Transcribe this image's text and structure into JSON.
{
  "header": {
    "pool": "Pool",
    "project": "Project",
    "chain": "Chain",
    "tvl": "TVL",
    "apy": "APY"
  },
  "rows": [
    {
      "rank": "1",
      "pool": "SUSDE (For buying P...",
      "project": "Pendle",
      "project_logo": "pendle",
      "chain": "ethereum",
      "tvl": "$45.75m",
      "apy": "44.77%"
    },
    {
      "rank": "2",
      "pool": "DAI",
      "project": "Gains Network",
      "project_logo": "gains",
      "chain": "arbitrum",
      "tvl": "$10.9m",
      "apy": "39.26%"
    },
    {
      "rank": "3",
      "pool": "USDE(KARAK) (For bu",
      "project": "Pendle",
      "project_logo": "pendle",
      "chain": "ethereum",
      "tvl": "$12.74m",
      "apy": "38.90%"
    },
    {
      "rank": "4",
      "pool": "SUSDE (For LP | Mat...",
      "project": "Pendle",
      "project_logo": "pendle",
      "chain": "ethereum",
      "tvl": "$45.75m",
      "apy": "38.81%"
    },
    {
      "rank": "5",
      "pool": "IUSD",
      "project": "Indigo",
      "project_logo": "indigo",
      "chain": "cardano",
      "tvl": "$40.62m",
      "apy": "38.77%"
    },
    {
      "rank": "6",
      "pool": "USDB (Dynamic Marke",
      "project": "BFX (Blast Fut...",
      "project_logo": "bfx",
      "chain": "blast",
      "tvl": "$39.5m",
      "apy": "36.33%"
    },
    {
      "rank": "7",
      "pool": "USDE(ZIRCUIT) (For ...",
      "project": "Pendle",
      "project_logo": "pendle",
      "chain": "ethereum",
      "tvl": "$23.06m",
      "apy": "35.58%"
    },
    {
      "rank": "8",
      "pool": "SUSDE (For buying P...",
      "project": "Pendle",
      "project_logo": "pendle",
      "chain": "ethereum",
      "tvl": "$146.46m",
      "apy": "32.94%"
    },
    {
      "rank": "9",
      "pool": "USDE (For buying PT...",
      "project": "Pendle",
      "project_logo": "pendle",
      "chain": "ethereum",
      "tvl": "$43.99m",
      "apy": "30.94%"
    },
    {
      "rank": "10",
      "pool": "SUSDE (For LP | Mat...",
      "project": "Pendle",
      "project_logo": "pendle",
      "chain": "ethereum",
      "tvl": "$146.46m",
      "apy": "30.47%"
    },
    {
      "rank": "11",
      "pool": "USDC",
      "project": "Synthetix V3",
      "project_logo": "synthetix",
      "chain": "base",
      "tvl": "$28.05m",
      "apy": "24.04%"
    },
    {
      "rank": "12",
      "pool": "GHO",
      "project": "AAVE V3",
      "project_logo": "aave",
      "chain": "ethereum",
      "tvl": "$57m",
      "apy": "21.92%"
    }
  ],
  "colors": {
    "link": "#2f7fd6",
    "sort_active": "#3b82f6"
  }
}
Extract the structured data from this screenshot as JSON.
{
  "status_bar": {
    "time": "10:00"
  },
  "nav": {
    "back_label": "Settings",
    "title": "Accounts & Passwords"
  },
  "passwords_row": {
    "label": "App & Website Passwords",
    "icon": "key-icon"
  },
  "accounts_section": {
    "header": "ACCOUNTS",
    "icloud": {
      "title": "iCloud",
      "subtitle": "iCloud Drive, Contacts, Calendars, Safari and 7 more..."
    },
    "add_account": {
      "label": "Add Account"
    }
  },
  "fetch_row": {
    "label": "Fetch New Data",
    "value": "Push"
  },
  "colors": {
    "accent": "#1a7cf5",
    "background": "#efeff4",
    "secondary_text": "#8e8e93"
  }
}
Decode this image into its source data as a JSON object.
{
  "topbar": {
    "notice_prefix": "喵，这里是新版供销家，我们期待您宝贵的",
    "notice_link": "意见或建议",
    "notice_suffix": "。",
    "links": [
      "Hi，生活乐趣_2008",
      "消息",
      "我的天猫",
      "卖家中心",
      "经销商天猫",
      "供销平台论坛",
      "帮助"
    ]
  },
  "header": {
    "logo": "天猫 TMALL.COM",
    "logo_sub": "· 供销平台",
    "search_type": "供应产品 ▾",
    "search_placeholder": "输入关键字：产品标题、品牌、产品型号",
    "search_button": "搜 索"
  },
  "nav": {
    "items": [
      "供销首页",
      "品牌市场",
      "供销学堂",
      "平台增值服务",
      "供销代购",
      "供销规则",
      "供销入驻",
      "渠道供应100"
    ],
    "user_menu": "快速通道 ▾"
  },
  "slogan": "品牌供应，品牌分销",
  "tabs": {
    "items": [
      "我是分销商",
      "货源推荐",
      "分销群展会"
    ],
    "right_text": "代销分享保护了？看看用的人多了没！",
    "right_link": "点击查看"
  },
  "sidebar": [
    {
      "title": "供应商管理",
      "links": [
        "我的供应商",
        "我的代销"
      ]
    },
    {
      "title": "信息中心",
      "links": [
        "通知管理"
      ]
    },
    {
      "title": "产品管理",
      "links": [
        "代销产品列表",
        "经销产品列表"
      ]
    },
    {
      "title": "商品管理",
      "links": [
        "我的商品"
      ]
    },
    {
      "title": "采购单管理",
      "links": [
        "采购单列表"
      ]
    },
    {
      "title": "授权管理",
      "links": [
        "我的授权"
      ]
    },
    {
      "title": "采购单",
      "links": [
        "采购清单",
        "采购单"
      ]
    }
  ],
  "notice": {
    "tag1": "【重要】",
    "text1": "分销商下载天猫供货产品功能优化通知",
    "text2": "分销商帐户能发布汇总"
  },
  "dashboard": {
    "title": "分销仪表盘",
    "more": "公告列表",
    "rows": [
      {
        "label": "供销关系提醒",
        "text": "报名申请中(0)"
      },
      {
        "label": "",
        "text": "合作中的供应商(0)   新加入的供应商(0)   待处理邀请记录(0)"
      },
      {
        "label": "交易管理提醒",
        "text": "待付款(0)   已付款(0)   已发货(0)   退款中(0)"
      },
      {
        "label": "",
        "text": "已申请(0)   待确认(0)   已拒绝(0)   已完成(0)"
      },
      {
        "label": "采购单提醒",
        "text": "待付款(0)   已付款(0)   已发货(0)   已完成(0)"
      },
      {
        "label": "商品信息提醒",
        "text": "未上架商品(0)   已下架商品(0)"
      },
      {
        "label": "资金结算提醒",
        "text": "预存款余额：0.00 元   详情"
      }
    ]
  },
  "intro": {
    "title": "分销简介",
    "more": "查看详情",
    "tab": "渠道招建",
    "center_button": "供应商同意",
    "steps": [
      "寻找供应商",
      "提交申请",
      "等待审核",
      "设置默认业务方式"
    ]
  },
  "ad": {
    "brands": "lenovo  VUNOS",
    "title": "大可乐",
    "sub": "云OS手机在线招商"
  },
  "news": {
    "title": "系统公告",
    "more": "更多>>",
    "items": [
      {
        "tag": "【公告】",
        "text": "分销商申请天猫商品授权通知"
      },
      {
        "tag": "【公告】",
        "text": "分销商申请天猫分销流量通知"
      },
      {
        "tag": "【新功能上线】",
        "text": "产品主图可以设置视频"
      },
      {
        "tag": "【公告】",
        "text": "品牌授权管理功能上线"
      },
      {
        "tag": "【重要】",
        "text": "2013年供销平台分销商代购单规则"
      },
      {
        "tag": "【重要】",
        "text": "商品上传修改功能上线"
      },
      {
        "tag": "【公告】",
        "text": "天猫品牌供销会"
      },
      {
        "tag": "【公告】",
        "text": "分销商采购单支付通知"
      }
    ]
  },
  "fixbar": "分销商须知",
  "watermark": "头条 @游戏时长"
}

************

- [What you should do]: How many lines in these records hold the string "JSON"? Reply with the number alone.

- [Written answer]: 3